**Task objective**
Write out the listing below word for word.

**Excerpted records**
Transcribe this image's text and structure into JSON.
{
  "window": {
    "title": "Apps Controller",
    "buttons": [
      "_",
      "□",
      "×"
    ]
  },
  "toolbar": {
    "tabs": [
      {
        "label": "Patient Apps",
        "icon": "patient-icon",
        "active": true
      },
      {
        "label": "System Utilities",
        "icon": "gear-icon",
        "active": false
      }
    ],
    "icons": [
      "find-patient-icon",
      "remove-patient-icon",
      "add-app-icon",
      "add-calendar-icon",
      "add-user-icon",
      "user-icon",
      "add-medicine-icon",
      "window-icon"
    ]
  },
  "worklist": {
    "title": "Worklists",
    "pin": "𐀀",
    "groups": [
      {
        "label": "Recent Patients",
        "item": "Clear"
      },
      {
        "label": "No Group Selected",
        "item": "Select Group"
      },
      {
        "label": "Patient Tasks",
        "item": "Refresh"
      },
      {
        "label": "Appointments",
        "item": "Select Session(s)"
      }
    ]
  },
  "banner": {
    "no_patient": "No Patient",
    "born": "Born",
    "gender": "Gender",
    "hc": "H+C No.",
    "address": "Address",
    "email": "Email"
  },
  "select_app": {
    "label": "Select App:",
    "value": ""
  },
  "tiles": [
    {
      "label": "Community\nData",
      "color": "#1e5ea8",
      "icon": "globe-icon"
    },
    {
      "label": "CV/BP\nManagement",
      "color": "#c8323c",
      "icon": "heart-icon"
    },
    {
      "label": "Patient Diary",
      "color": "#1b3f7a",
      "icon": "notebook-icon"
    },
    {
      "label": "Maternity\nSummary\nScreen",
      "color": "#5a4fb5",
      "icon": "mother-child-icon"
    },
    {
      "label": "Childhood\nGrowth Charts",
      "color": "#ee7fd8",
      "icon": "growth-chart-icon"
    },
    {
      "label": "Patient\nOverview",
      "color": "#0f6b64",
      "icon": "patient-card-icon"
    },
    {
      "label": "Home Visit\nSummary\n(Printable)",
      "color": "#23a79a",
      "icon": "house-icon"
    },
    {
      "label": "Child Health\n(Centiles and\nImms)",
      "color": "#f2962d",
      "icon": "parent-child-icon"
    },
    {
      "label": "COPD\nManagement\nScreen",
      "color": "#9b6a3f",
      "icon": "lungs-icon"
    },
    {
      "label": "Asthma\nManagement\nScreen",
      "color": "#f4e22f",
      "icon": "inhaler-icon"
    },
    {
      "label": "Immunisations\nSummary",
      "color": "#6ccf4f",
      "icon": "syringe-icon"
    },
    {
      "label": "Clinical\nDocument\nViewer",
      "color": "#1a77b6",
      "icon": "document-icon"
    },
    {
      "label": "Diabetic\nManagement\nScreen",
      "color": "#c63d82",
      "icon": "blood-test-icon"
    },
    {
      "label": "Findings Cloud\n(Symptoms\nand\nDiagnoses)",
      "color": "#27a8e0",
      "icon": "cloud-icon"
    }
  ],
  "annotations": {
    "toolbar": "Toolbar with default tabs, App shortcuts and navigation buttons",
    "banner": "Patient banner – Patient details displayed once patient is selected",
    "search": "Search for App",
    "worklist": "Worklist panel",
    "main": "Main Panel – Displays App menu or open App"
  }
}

**Result of the exercise**
Transcribe this image's text and structure into JSON.
{
  "window": {
    "title": "Apps Controller",
    "buttons": [
      "_",
      "□",
      "×"
    ]
  },
  "toolbar": {
    "tabs": [
      {
        "label": "Patient Apps",
        "icon": "patient-icon",
        "active": true
      },
      {
        "label": "System Utilities",
        "icon": "gear-icon",
        "active": false
      }
    ],
    "icons": [
      "find-patient-icon",
      "remove-patient-icon",
      "add-app-icon",
      "add-calendar-icon",
      "add-user-icon",
      "user-icon",
      "add-medicine-icon",
      "window-icon"
    ]
  },
  "worklist": {
    "title": "Worklists",
    "pin": "𐀀",
    "groups": [
      {
        "label": "Recent Patients",
        "item": "Clear"
      },
      {
        "label": "No Group Selected",
        "item": "Select Group"
      },
      {
        "label": "Patient Tasks",
        "item": "Refresh"
      },
      {
        "label": "Appointments",
        "item": "Select Session(s)"
      }
    ]
  },
  "banner": {
    "no_patient": "No Patient",
    "born": "Born",
    "gender": "Gender",
    "hc": "H+C No.",
    "address": "Address",
    "email": "Email"
  },
  "select_app": {
    "label": "Select App:",
    "value": ""
  },
  "tiles": [
    {
      "label": "Community\nData",
      "color": "#1e5ea8",
      "icon": "globe-icon"
    },
    {
      "label": "CV/BP\nManagement",
      "color": "#c8323c",
      "icon": "heart-icon"
    },
    {
      "label": "Patient Diary",
      "color": "#1b3f7a",
      "icon": "notebook-icon"
    },
    {
      "label": "Maternity\nSummary\nScreen",
      "color": "#5a4fb5",
      "icon": "mother-child-icon"
    },
    {
      "label": "Childhood\nGrowth Charts",
      "color": "#ee7fd8",
      "icon": "growth-chart-icon"
    },
    {
      "label": "Patient\nOverview",
      "color": "#0f6b64",
      "icon": "patient-card-icon"
    },
    {
      "label": "Home Visit\nSummary\n(Printable)",
      "color": "#23a79a",
      "icon": "house-icon"
    },
    {
      "label": "Child Health\n(Centiles and\nImms)",
      "color": "#f2962d",
      "icon": "parent-child-icon"
    },
    {
      "label": "COPD\nManagement\nScreen",
      "color": "#9b6a3f",
      "icon": "lungs-icon"
    },
    {
      "label": "Asthma\nManagement\nScreen",
      "color": "#f4e22f",
      "icon": "inhaler-icon"
    },
    {
      "label": "Immunisations\nSummary",
      "color": "#6ccf4f",
      "icon": "syringe-icon"
    },
    {
      "label": "Clinical\nDocument\nViewer",
      "color": "#1a77b6",
      "icon": "document-icon"
    },
    {
      "label": "Diabetic\nManagement\nScreen",
      "color": "#c63d82",
      "icon": "blood-test-icon"
    },
    {
      "label": "Findings Cloud\n(Symptoms\nand\nDiagnoses)",
      "color": "#27a8e0",
      "icon": "cloud-icon"
    }
  ],
  "annotations": {
    "toolbar": "Toolbar with default tabs, App shortcuts and navigation buttons",
    "banner": "Patient banner – Patient details displayed once patient is selected",
    "search": "Search for App",
    "worklist": "Worklist panel",
    "main": "Main Panel – Displays App menu or open App"
  }
}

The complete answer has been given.